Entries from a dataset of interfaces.
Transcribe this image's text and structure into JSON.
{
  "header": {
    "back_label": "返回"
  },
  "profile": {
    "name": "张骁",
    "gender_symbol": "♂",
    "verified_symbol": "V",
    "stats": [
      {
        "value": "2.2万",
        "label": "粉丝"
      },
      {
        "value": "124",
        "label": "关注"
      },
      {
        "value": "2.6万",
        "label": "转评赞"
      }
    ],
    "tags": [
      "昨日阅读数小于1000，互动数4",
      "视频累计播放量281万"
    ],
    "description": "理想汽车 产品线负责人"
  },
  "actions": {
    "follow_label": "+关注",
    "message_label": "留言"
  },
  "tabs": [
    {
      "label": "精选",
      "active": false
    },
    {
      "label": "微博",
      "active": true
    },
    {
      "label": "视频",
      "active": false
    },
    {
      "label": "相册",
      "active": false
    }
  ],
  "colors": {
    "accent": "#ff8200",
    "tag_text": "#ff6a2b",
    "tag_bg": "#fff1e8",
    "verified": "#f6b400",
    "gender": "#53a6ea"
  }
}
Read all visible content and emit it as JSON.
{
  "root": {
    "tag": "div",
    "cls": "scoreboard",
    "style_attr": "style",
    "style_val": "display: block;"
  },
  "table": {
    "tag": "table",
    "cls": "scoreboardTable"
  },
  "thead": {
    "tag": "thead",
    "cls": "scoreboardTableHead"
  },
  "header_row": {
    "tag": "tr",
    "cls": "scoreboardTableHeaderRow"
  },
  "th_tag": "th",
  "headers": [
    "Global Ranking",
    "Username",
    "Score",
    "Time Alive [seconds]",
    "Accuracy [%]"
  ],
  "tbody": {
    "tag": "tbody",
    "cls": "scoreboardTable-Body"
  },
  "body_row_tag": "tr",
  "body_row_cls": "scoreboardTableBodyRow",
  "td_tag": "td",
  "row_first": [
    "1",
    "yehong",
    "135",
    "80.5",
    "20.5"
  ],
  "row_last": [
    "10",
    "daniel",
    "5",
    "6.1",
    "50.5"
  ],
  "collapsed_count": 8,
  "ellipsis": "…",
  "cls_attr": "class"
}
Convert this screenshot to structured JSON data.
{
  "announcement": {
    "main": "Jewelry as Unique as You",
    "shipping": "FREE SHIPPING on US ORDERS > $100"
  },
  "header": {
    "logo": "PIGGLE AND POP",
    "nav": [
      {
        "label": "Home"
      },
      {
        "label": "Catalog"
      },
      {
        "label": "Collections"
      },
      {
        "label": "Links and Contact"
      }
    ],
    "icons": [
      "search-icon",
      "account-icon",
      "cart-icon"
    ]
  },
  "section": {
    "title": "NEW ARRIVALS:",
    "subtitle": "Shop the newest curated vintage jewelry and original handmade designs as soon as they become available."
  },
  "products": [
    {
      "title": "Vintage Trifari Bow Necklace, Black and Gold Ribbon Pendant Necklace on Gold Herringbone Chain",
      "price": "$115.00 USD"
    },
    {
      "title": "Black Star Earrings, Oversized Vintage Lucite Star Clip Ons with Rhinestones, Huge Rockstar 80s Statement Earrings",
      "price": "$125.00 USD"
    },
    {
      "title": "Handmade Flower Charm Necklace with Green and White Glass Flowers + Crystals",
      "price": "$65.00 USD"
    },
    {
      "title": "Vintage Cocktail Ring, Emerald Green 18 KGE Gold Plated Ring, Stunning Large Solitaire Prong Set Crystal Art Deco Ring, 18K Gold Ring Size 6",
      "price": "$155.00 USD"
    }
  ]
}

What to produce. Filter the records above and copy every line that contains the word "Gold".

Answer.
      "title": "Vintage Trifari Bow Necklace, Black and Gold Ribbon Pendant Necklace on Gold Herringbone Chain",
      "title": "Vintage Cocktail Ring, Emerald Green 18 KGE Gold Plated Ring, Stunning Large Solitaire Prong Set Crystal Art Deco Ring, 18K Gold Ring Size 6",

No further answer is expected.